--- Data excerpts ---

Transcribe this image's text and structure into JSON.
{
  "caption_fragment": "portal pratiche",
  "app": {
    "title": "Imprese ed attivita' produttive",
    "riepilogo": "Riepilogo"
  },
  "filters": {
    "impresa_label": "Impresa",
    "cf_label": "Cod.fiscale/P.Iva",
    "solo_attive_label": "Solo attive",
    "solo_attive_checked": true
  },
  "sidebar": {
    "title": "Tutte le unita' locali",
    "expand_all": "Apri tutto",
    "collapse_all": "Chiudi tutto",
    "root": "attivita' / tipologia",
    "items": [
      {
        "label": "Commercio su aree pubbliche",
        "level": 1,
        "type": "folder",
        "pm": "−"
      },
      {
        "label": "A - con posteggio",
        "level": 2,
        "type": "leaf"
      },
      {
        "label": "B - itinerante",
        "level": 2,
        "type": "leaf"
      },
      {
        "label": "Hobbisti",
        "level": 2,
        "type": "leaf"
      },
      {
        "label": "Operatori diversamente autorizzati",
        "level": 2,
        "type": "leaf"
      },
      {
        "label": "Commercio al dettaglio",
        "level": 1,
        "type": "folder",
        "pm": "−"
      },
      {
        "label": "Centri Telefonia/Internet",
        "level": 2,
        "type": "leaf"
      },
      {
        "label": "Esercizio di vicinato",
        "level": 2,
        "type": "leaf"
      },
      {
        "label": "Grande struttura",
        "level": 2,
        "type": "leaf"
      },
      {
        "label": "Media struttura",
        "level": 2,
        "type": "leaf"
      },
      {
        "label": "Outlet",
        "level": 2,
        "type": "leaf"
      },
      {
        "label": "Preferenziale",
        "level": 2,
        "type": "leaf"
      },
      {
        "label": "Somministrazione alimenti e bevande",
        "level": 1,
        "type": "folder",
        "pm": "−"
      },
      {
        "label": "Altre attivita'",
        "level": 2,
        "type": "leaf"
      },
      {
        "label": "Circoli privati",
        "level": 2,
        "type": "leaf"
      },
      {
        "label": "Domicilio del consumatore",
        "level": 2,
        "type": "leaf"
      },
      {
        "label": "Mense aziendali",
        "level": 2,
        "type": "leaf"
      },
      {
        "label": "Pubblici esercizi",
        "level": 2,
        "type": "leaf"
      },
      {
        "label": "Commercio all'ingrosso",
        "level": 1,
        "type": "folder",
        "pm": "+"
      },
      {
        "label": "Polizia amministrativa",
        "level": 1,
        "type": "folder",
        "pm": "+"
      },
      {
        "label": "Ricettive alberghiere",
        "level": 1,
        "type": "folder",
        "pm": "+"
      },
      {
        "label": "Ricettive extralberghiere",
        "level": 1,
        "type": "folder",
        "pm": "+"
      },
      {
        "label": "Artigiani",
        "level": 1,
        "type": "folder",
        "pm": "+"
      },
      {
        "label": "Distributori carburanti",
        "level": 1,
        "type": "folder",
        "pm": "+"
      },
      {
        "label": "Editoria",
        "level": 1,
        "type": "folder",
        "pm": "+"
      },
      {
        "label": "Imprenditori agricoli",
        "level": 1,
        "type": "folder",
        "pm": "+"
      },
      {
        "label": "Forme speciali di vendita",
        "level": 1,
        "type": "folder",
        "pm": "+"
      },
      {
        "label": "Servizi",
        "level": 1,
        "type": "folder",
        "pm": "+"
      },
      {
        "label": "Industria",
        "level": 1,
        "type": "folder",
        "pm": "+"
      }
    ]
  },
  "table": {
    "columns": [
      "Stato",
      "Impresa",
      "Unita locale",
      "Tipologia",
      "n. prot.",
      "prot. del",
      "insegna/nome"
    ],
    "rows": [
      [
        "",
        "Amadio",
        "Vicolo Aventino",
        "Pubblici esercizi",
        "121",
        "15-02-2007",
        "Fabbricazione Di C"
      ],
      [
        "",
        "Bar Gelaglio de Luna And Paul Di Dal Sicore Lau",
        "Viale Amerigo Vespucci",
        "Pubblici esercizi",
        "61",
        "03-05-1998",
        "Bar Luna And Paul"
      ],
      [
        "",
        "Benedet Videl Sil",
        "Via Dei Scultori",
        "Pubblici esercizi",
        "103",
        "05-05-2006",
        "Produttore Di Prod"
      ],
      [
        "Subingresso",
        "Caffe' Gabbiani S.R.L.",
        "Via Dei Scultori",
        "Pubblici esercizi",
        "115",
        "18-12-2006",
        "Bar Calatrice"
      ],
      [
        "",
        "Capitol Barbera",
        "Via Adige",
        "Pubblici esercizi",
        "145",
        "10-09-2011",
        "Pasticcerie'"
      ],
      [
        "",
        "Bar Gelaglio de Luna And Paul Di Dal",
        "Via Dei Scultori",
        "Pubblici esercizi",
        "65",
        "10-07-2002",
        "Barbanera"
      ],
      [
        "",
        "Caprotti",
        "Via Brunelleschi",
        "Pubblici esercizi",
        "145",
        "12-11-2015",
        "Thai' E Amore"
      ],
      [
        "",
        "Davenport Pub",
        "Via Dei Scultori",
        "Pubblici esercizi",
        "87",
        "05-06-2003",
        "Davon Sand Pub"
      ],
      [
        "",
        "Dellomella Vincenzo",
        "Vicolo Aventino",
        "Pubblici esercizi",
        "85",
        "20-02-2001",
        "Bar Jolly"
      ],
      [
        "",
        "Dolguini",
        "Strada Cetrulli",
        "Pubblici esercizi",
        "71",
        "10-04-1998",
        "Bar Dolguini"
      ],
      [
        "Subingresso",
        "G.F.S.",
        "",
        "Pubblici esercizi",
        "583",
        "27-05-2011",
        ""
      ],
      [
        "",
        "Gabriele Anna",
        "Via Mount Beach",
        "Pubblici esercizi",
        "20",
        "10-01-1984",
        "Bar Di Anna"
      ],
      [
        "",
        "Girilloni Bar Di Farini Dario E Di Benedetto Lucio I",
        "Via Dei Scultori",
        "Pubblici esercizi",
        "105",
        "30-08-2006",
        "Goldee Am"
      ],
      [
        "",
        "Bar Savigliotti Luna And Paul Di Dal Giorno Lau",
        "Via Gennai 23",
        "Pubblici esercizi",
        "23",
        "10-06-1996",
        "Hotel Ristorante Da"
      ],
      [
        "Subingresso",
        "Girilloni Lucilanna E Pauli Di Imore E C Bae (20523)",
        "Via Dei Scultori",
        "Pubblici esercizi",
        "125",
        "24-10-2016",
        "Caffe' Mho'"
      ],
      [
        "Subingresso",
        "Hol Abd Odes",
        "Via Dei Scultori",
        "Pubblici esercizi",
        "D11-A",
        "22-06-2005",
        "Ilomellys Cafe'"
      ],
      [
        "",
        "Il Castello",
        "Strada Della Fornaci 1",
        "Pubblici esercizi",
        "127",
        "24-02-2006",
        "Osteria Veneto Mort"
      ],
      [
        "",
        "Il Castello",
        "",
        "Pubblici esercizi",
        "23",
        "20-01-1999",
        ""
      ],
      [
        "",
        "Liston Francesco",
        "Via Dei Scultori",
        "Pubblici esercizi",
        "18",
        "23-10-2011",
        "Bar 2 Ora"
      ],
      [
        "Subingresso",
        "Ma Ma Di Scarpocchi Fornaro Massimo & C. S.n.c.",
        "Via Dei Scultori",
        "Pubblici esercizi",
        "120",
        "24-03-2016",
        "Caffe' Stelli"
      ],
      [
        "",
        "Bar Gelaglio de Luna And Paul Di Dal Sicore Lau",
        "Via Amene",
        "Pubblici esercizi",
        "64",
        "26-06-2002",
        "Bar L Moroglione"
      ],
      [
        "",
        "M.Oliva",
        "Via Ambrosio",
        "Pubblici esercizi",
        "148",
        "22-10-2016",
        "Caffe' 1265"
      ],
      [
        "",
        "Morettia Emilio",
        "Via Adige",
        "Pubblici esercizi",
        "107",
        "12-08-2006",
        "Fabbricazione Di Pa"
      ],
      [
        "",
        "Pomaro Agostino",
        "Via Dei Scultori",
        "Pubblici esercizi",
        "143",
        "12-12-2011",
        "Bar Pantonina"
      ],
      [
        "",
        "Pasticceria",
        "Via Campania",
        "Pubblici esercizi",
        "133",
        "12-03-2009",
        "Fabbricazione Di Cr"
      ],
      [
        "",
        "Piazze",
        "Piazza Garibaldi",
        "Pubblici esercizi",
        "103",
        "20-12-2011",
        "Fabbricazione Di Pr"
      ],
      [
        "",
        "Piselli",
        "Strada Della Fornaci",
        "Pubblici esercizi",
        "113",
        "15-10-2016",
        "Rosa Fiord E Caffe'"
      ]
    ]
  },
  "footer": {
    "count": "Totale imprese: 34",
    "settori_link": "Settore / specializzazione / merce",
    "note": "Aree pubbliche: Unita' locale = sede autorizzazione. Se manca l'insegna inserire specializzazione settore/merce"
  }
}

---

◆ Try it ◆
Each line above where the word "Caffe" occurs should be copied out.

◆ Answer section ◆
        "Caffe' Gabbiani S.R.L.",
        "Caffe' Mho'"
        "Caffe' Stelli"
        "Caffe' 1265"
        "Rosa Fiord E Caffe'"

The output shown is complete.